Financial Responsibilities of a Nonprofit Board
Ultimately, a board of directors is responsible to provide oversight and accountability within its governance function. In shouldering this responsibility, the board must monitor its financial affairs to ensure compliance with its financial policies. Policies are important because they guide people’s actions.
Board members should regularly review financial documents to help prevent financial losses. Any risk toward organizational assets or reputation could be catastrophic. Therefore, to reduce risk, board members must exercise due diligence and interpret what the numbers in the financial statements signify. For example, there are four typical financial statements shared with the board: statement of operations, statement of financial position, statement of change in net assets, and annual audit.
Aside from deciphering the numbers, a board member will ensure their regular attendance at meetings, read and adopt minutes, authorize the budget, avoid a deficit, diversify income with various forms of revenue, oversee fundraising, approve capital and operational expenditures, uphold internal financial controls, plus enforce bylaws and policies to hinder fraud and detect errors.
The financial aspect of governance requires board members to understand the legal responsibilities related to their board service.

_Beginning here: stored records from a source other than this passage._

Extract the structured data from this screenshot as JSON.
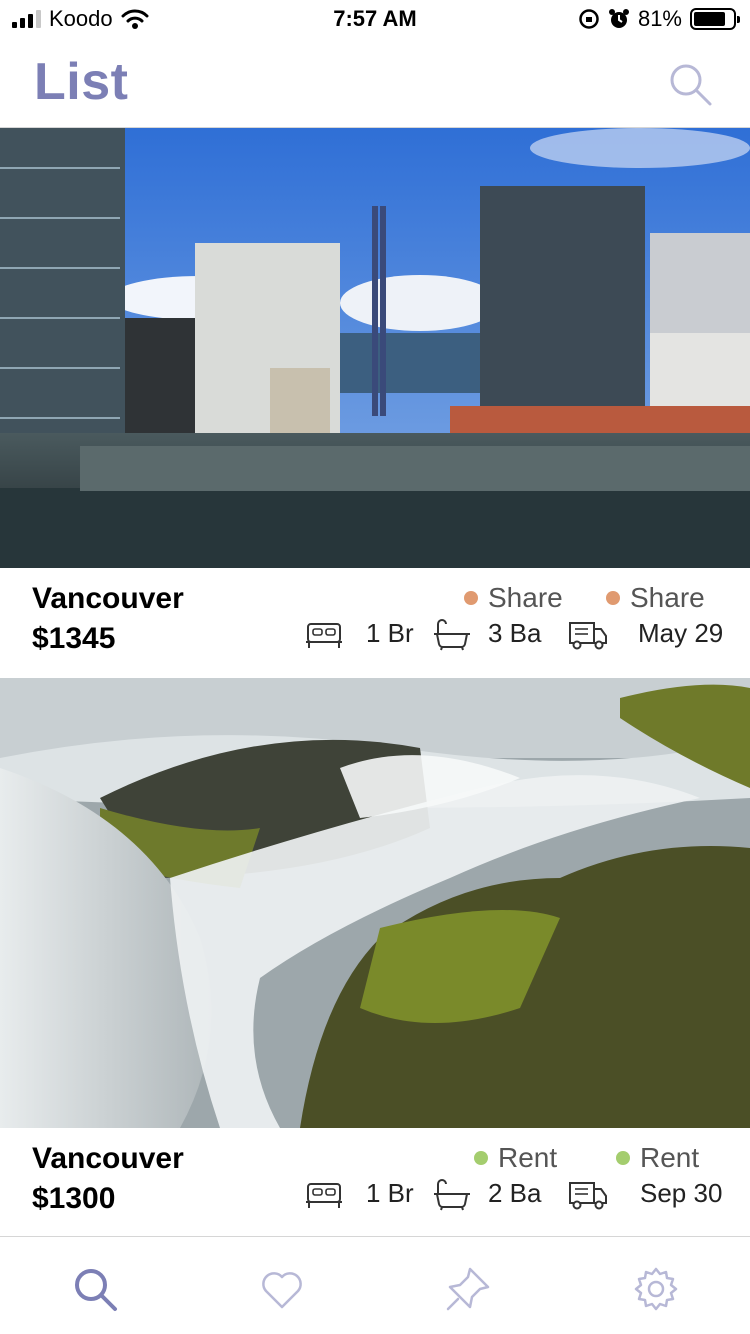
{
  "status_bar": {
    "carrier": "Koodo",
    "time": "7:57 AM",
    "battery": "81%",
    "battery_level": 0.81
  },
  "header": {
    "title": "List",
    "search_icon": "search-icon"
  },
  "colors": {
    "accent": "#7c7fb5",
    "share_dot": "#e09a70",
    "rent_dot": "#a4cd6e"
  },
  "listings": [
    {
      "city": "Vancouver",
      "price": "$1345",
      "tag1": "Share",
      "tag2": "Share",
      "bedrooms": "1 Br",
      "bathrooms": "3 Ba",
      "move_date": "May 29",
      "image": "city-skyline-photo"
    },
    {
      "city": "Vancouver",
      "price": "$1300",
      "tag1": "Rent",
      "tag2": "Rent",
      "bedrooms": "1 Br",
      "bathrooms": "2 Ba",
      "move_date": "Sep 30",
      "image": "waterfall-photo"
    }
  ],
  "tabbar": {
    "items": [
      "search-icon",
      "heart-icon",
      "pin-icon",
      "gear-icon"
    ]
  }
}
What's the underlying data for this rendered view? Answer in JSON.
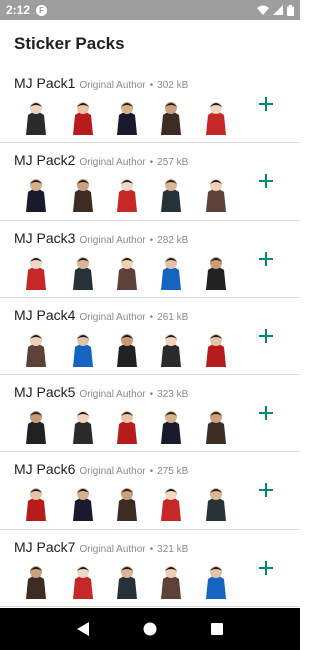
{
  "status_bar": {
    "time": "2:12",
    "app_glyph": "F",
    "icons": [
      "wifi-icon",
      "signal-icon",
      "battery-icon"
    ],
    "background": "#9e9e9e"
  },
  "app": {
    "title": "Sticker Packs",
    "accent_color": "#00897b"
  },
  "packs": [
    {
      "name": "MJ Pack1",
      "author": "Original Author",
      "separator": "•",
      "size": "302 kB",
      "sticker_count": 5
    },
    {
      "name": "MJ Pack2",
      "author": "Original Author",
      "separator": "•",
      "size": "257 kB",
      "sticker_count": 5
    },
    {
      "name": "MJ Pack3",
      "author": "Original Author",
      "separator": "•",
      "size": "282 kB",
      "sticker_count": 5
    },
    {
      "name": "MJ Pack4",
      "author": "Original Author",
      "separator": "•",
      "size": "261 kB",
      "sticker_count": 5
    },
    {
      "name": "MJ Pack5",
      "author": "Original Author",
      "separator": "•",
      "size": "323 kB",
      "sticker_count": 5
    },
    {
      "name": "MJ Pack6",
      "author": "Original Author",
      "separator": "•",
      "size": "275 kB",
      "sticker_count": 5
    },
    {
      "name": "MJ Pack7",
      "author": "Original Author",
      "separator": "•",
      "size": "321 kB",
      "sticker_count": 5
    }
  ],
  "nav_bar": {
    "buttons": [
      "back-icon",
      "home-icon",
      "recents-icon"
    ]
  }
}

A board member could be found guilty of non-management if they are negligent in their fiscal oversight. In addition to analyzing financial documents, a board that employs an Executive Director must comply with federal and provincial tax and payroll deductions.
It is quite evident how important it is for board members to be fiscally aware, monitor financial records, request monthly financial reports, scrutinize expenses and the bottom line, plus heed professional advice. The non-profit’s life expectancy depends on it! Board members are answerable to auditors and lawsuits. All decisions of the board are viewed as one voice whether you attended a decisive board meeting or not. Be vigilant in knowing the non-profit’s financial status and stick to the policies because they are intended to be a safety net for the organization.